When I built this I ran some hdparm -t tests on the RAID volumes and was surprised how well the RAID 6 performed

The two SSDs  are in a RAID 1  and get 375 MB/sec
The 4*2Tbytes are in a RAID 10 and get 267 MB/sec
The 8*4Tbytes are in a RAID 6  and get 532 MB/sec

This made me wonder how well they’d work in a more targeted test. Since EPEL has bonnie++ in the repository I chose that. For each of the RAID volumes I picked an existing ext3 filesystem to run the tests on. This should give some form of “real world” feel, since it wouldn’t be on newly created filesystems.

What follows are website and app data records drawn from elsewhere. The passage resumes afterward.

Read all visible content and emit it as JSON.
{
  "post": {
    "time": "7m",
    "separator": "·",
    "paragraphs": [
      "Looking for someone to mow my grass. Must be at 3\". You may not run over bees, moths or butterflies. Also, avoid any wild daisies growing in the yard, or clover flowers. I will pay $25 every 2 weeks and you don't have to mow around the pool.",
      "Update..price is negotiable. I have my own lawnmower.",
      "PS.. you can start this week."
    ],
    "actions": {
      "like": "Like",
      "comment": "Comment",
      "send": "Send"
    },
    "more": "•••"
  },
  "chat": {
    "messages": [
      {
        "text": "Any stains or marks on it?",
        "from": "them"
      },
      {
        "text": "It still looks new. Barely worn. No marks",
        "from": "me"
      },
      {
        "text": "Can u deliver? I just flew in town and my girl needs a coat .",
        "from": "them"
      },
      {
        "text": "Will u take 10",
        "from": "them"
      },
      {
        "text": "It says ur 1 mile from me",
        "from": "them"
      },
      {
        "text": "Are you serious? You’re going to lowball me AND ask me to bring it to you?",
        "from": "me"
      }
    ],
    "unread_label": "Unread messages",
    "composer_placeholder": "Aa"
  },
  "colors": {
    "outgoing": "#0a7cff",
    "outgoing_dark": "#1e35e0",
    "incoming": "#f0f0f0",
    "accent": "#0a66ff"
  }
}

I ran each test twice.

The results (slightly edited for formatting) make interesting reading:

           ------Sequential Output------   --Sequential Input- --Random-
           -Per Chr- --Block-- -Rewrite-   -Per Chr- --Block-- --Seeks--
Machine   K/sec %CP  K/sec %CP  K/sec %CP K/sec %CP K/sec  %CP  /sec %CP
Raid6       800  92 108776  14 103820  11  3276  76 606148  23 170.3   8
Raid6       784  91 108436  13 105046  11  3373  76 606068  23 172.2   8

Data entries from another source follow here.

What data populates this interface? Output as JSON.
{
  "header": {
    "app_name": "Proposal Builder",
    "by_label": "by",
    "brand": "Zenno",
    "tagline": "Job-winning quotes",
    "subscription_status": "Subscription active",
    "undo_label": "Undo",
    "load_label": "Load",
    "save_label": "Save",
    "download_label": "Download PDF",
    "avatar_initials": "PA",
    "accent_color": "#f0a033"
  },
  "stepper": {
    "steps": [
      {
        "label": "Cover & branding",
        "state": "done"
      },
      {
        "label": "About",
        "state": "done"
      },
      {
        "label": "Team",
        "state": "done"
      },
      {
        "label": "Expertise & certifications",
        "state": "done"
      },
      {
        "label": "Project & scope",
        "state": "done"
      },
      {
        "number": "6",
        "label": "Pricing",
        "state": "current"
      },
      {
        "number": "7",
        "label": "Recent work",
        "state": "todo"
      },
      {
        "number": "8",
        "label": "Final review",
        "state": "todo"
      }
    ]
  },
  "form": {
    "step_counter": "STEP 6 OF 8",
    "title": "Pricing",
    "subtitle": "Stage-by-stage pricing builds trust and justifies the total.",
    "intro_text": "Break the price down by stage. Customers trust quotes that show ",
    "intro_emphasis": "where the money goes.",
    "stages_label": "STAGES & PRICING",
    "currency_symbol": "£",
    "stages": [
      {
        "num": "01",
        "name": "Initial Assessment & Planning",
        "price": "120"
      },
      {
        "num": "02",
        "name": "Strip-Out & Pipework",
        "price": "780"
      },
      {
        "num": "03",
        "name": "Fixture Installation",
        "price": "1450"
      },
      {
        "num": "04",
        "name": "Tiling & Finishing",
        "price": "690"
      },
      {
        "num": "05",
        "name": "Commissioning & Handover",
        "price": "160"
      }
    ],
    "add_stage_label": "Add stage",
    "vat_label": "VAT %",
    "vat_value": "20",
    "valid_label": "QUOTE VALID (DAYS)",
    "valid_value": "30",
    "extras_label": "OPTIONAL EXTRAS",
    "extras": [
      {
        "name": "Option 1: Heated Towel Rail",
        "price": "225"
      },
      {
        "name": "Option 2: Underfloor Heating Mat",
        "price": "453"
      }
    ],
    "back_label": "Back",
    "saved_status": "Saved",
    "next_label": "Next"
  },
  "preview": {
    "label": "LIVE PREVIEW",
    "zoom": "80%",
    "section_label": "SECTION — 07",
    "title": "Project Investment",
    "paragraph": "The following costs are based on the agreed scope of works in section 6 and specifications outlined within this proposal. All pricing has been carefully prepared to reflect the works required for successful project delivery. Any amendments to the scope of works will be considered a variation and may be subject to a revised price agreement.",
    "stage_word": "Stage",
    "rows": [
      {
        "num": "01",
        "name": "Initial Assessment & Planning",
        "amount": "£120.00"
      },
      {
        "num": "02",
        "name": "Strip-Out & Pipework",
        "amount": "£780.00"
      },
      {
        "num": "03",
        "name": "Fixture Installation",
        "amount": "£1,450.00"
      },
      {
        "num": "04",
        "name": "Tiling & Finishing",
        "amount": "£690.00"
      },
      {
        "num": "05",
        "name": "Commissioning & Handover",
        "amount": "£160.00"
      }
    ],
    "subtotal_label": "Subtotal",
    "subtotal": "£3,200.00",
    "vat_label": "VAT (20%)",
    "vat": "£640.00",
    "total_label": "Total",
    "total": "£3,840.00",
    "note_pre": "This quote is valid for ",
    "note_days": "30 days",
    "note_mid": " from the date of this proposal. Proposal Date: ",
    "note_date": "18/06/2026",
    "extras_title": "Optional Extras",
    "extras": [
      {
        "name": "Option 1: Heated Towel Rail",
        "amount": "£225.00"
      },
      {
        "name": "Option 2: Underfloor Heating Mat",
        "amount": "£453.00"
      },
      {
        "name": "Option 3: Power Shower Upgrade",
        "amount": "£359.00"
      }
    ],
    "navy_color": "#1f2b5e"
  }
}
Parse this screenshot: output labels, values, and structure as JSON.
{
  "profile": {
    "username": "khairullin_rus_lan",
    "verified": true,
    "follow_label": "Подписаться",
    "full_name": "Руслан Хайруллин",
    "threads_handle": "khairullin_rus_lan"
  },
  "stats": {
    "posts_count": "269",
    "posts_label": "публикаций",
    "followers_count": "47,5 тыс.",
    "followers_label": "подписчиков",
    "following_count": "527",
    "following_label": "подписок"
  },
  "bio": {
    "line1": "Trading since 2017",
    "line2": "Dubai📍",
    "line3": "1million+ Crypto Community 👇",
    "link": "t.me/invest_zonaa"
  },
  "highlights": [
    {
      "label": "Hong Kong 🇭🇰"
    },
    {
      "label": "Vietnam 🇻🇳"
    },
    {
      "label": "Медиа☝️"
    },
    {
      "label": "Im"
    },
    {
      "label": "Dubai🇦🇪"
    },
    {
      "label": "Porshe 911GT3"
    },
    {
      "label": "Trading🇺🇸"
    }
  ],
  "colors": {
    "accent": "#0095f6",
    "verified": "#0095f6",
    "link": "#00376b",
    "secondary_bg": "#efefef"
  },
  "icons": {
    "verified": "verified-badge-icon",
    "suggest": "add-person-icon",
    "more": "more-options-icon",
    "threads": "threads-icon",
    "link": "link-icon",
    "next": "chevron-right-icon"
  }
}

Raid10      753  94 175905  21  91956   9  2700  76 227793  10 409.2  15
Raid10      745  91 170551  20  93408   9  3209  78 229931  10 531.6   7

Raid1 SSD   786  96 182078  21  97995  10  3685  84 236123  10 460.2  17
Raid1 SSD   796  95 173306  20  98546  10  3012  75 233678  11 470.9  16

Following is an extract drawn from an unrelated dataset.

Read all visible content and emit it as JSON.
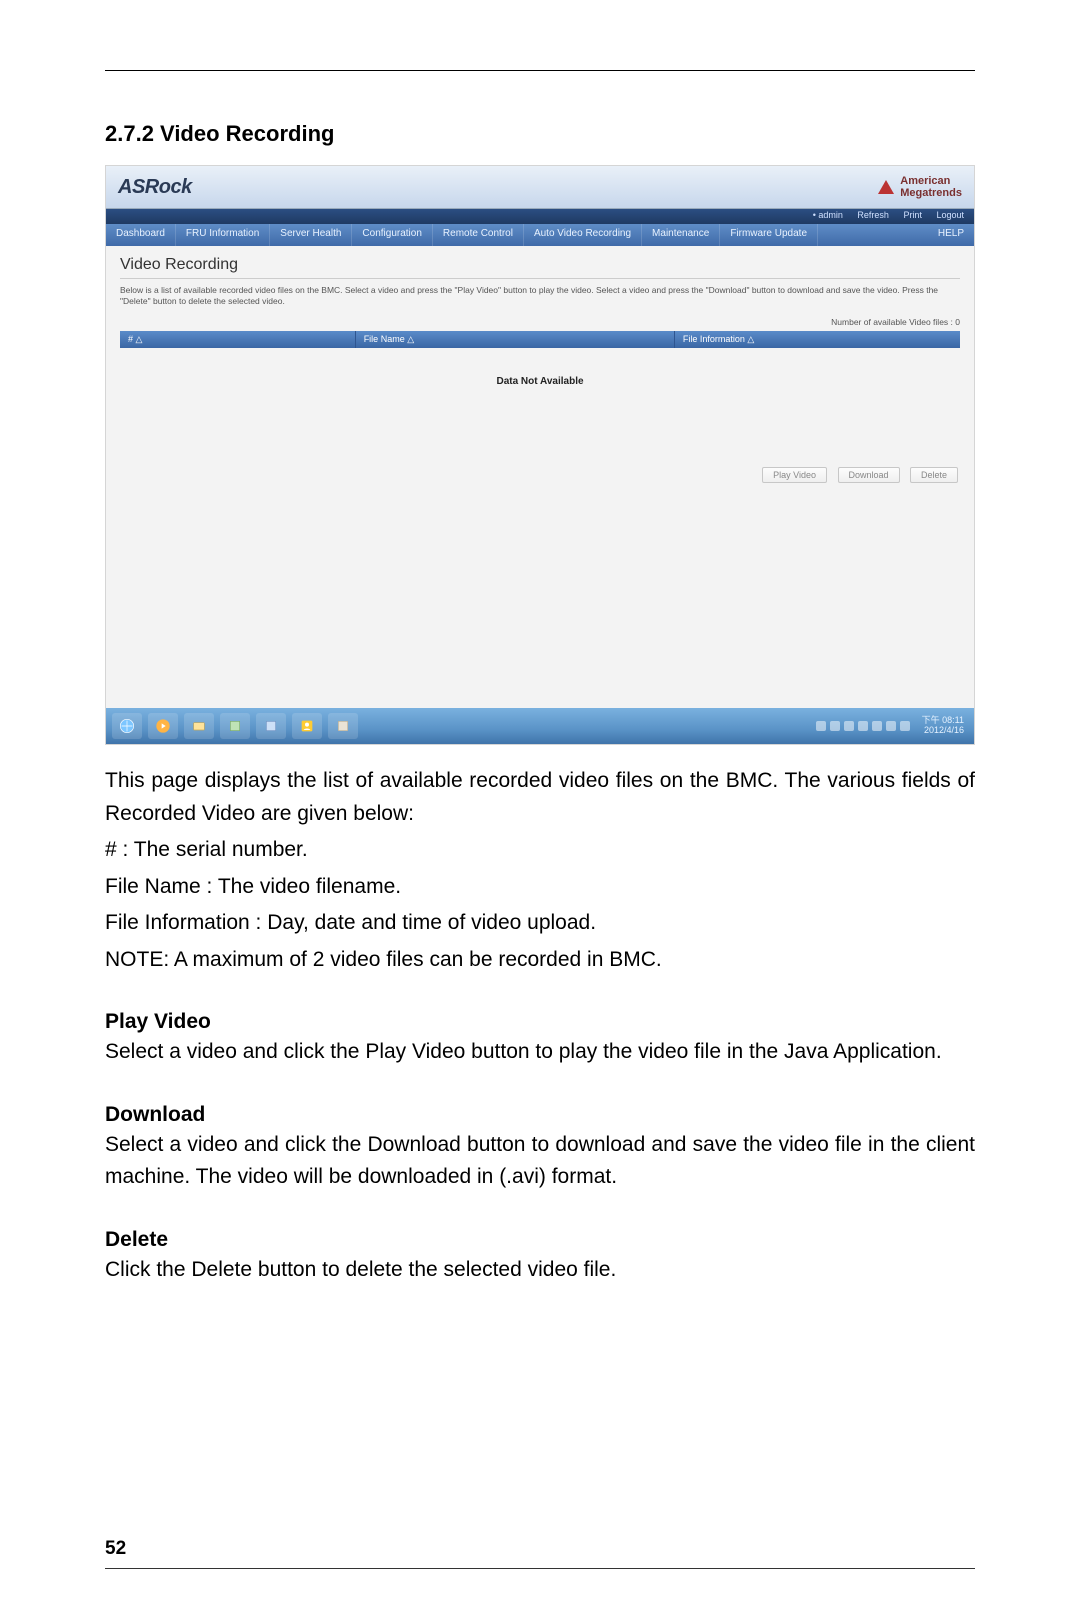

What seems clear is that for reading the ability to distribute load over 8 disks gives a clear speed advantage when reading data blocks, but at a CPU cost. Sequential character reads don’t make a lot of difference, so we may be seeing limiting factors of the kernel and CPU and memory, rather than disk I/O here. RAID 6 definitely loses for random seeks, though!

More interesting are the writes. RAID 6 is definitely slower, but surprisingly the SSD wasn’t noticeably faster than the spinning 2TB disks. These disks are meant to be able to do 500MB/s, but I appear to get real-world speeds of 180MB/s, only a little faster than the 2TB Seagates (and those values seem reasonable, looking at this) chart.

And why are the rewrites tipped the other way?

At this point I’d almost consider moving all my data on the RAID 6 because I think that’d give the most balanced performance! However, performance isn’t the only design criteria; data risk (if a 4TB disk failed would the array survive long enough to rebuild the lost disk?) and data separation; I could turn off the RAID 6 and still keep 95% of my functionality, just long term storage wouldn’t be available, so I could run on a smaller machine if this motherboard died.


This “get the facts” can apply to many things. It becomes tempting to measure everything and try to apply change based on those numbers. But we can see, from this simple disk speed test, that numbers may not be so clear and what you measure can give you different results. If I only measure “block read” speed then I would just have everything on the RAID 6 disks; that’s so much quicker! But if I care about writing then maybe the RAID 10. Would I even care about the SSDs? And there are other factors (resiliency, recovery) to take into account. Overly optimising for one factor isn’t always the best idea, either!

Technology changes; configurations can have impacts; optimisations (JIT bytecode compilers) can add a whole new dimension. What was an article of faith 10 years ago may now hinder you and cause you to build slower more complicated solutions.

If possible you should try out various options early in the design process and pick the one that gives you best results for your use case. You need the facts in order to make the best decision. But don’t over-optimise at the cost of other factors. Decisions are not made in a vacuum.